Bone marrow


Bone marrow
The bone marrow is a tissue located at the centre of bones. It is the tissue that produces different types of blood cells: white blood cells (WBC), red blood cells (erythrocytes, or red blood cells) and platelets. Bone marrow contains two types of specific cells: hematopoietic stem cells (HSC) and bone marrow stromal cells which are the hematopoietic cells.

The CSH are called multipotent: they are able to differentiate into all types of blood cells; whenever a CSH is divided into 2 cells, a cell will allow the maintenance of the stock of CSH and the other will differentiate themselves in one of three types of blood cell: leucocyte, red blood cell or pad. The stromal cells are a fabric of support that allows the multiplication of CSH and their differentiation. They are also able to differentiate into many cell types.

The long bones had a structure shaped tube, and their central hole is filled with yellow marrow. While most of the long bone (diaphyse) is made of matter compact, its ends are the epiphyses, which are generally made up of spongy material and spinal red. The bone is tranversé through arteries and veins, which allows him to be fed and what it can get cells from the marrow of hematopoiesis in the blood.
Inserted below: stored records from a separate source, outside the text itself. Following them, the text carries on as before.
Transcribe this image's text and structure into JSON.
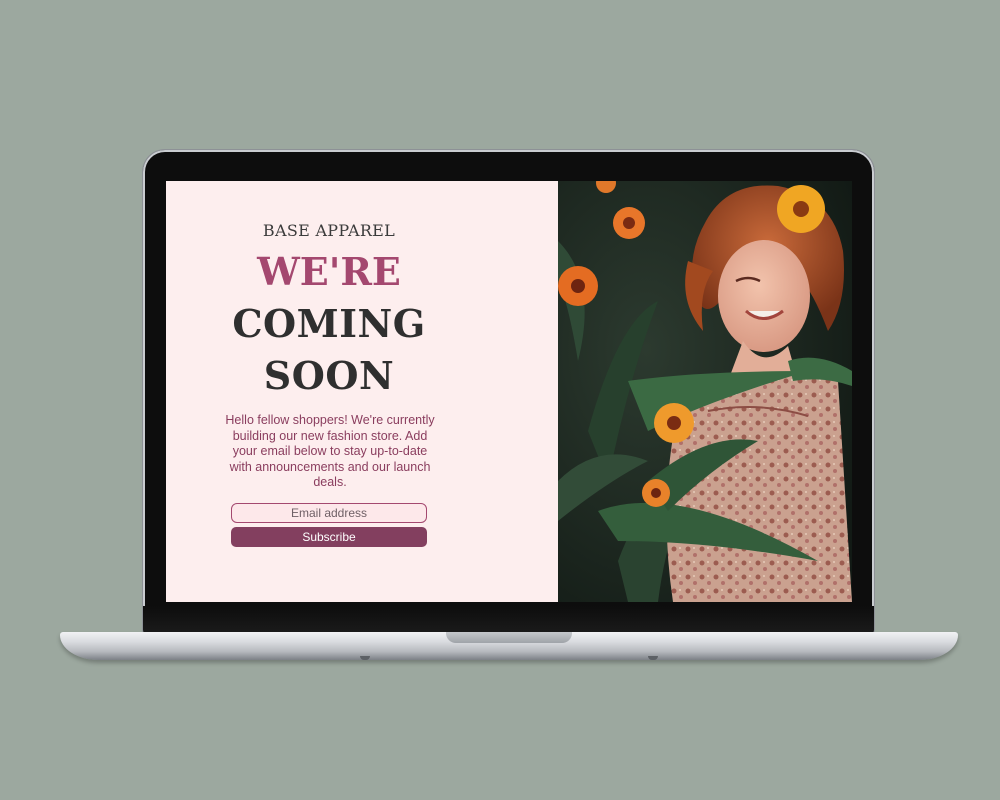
{
  "page": {
    "brand": "BASE APPAREL",
    "headline": {
      "line1": "WE'RE",
      "line2": "COMING",
      "line3": "SOON"
    },
    "description": "Hello fellow shoppers! We're currently building our new fashion store. Add your email below to stay up-to-date with announcements and our launch deals.",
    "email": {
      "placeholder": "Email address",
      "value": ""
    },
    "subscribe_label": "Subscribe",
    "hero_image": "woman-with-flowers-photo"
  },
  "colors": {
    "background": "#9ca89f",
    "panel": "#fdeeee",
    "accent": "#a4486f",
    "button": "#833f5f",
    "text_dark": "#2f2f2f",
    "text_body": "#8a3d5e"
  }
}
Bone marrow and food
The bone marrow is more widely used in cooking, except to flavour soups, broths. But it is a source of protein, and significantly, fatty acid mono-unsaturated. As they are lower cholesterol, lack of heart problems and obesity among our hominid ancestors was justified by some on their regular consumption of bone marrow. [Ref. necessary] But it should also be noted that they lived less old and they were more physically active than modern man. The actual effects of regular consumption of bone marrow on health are unknown.

Read also Leukemia